#### What you are asked to do:
Reproduce all the records word for word. Omit images.

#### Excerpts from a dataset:
↓

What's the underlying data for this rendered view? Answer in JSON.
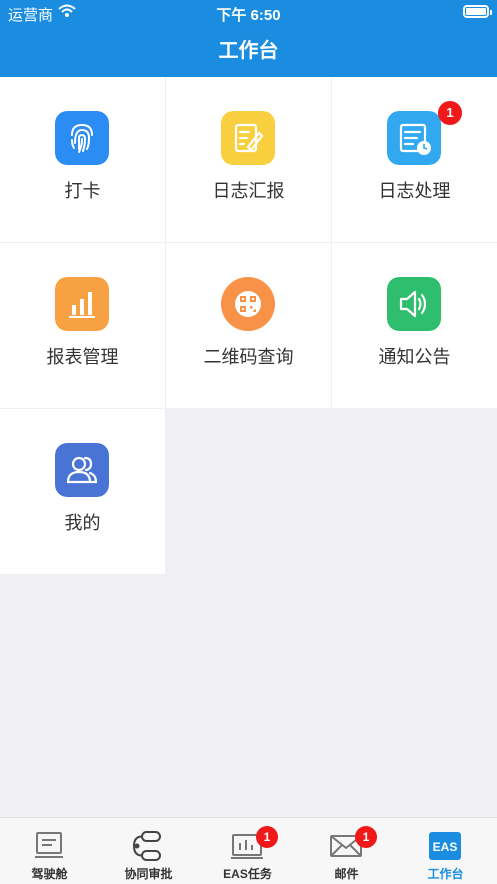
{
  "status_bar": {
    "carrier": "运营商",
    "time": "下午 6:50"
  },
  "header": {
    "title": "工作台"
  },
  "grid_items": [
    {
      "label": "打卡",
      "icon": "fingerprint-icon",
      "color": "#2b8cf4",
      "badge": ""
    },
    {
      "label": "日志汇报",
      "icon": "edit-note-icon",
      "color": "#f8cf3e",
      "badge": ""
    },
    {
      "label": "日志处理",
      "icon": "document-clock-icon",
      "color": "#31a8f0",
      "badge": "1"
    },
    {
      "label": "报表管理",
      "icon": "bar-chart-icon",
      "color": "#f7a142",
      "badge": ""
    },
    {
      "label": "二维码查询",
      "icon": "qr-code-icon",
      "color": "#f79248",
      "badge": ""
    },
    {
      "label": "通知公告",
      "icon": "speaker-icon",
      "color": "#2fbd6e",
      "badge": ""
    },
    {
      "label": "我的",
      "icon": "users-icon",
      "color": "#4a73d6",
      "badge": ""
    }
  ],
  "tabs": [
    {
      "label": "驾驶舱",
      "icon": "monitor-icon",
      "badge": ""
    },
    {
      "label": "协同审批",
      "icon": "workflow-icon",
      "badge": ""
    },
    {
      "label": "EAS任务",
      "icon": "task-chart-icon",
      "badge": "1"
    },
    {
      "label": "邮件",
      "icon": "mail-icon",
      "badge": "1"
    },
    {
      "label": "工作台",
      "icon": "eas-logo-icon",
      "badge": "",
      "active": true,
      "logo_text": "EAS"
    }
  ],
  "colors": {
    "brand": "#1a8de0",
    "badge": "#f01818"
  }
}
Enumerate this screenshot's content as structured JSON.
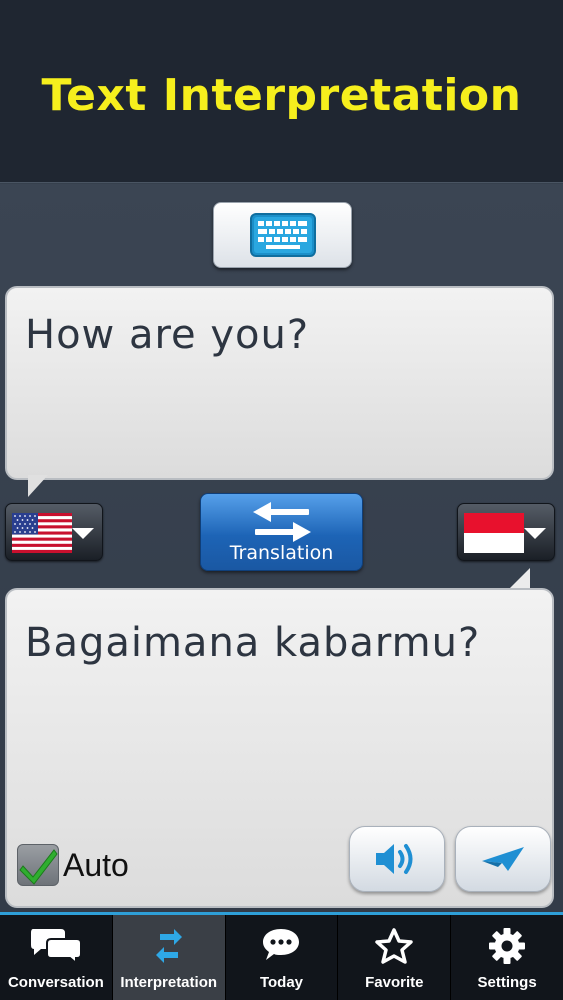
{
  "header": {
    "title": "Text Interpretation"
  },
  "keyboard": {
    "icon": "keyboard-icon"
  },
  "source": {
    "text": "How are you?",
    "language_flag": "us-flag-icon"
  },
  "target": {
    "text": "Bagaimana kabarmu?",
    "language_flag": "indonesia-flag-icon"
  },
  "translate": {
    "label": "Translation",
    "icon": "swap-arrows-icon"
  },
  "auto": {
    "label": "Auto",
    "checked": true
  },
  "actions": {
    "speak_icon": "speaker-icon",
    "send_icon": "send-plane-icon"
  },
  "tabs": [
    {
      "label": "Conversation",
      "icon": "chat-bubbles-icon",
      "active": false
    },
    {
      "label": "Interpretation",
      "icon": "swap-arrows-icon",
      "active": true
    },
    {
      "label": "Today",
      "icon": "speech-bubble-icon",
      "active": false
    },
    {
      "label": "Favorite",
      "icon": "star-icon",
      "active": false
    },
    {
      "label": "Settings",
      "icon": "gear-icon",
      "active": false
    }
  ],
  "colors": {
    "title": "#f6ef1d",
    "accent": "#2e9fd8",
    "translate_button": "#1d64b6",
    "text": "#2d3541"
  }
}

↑

#### Result for this exercise:
What's the underlying data for this rendered view? Answer in JSON.
{
  "status_bar": {
    "carrier": "运营商",
    "time": "下午 6:50"
  },
  "header": {
    "title": "工作台"
  },
  "grid_items": [
    {
      "label": "打卡",
      "icon": "fingerprint-icon",
      "color": "#2b8cf4",
      "badge": ""
    },
    {
      "label": "日志汇报",
      "icon": "edit-note-icon",
      "color": "#f8cf3e",
      "badge": ""
    },
    {
      "label": "日志处理",
      "icon": "document-clock-icon",
      "color": "#31a8f0",
      "badge": "1"
    },
    {
      "label": "报表管理",
      "icon": "bar-chart-icon",
      "color": "#f7a142",
      "badge": ""
    },
    {
      "label": "二维码查询",
      "icon": "qr-code-icon",
      "color": "#f79248",
      "badge": ""
    },
    {
      "label": "通知公告",
      "icon": "speaker-icon",
      "color": "#2fbd6e",
      "badge": ""
    },
    {
      "label": "我的",
      "icon": "users-icon",
      "color": "#4a73d6",
      "badge": ""
    }
  ],
  "tabs": [
    {
      "label": "驾驶舱",
      "icon": "monitor-icon",
      "badge": ""
    },
    {
      "label": "协同审批",
      "icon": "workflow-icon",
      "badge": ""
    },
    {
      "label": "EAS任务",
      "icon": "task-chart-icon",
      "badge": "1"
    },
    {
      "label": "邮件",
      "icon": "mail-icon",
      "badge": "1"
    },
    {
      "label": "工作台",
      "icon": "eas-logo-icon",
      "badge": "",
      "active": true,
      "logo_text": "EAS"
    }
  ],
  "colors": {
    "brand": "#1a8de0",
    "badge": "#f01818"
  }
}
Enumerate this screenshot's content as structured JSON.
{
  "header": {
    "title": "Text Interpretation"
  },
  "keyboard": {
    "icon": "keyboard-icon"
  },
  "source": {
    "text": "How are you?",
    "language_flag": "us-flag-icon"
  },
  "target": {
    "text": "Bagaimana kabarmu?",
    "language_flag": "indonesia-flag-icon"
  },
  "translate": {
    "label": "Translation",
    "icon": "swap-arrows-icon"
  },
  "auto": {
    "label": "Auto",
    "checked": true
  },
  "actions": {
    "speak_icon": "speaker-icon",
    "send_icon": "send-plane-icon"
  },
  "tabs": [
    {
      "label": "Conversation",
      "icon": "chat-bubbles-icon",
      "active": false
    },
    {
      "label": "Interpretation",
      "icon": "swap-arrows-icon",
      "active": true
    },
    {
      "label": "Today",
      "icon": "speech-bubble-icon",
      "active": false
    },
    {
      "label": "Favorite",
      "icon": "star-icon",
      "active": false
    },
    {
      "label": "Settings",
      "icon": "gear-icon",
      "active": false
    }
  ],
  "colors": {
    "title": "#f6ef1d",
    "accent": "#2e9fd8",
    "translate_button": "#1d64b6",
    "text": "#2d3541"
  }
}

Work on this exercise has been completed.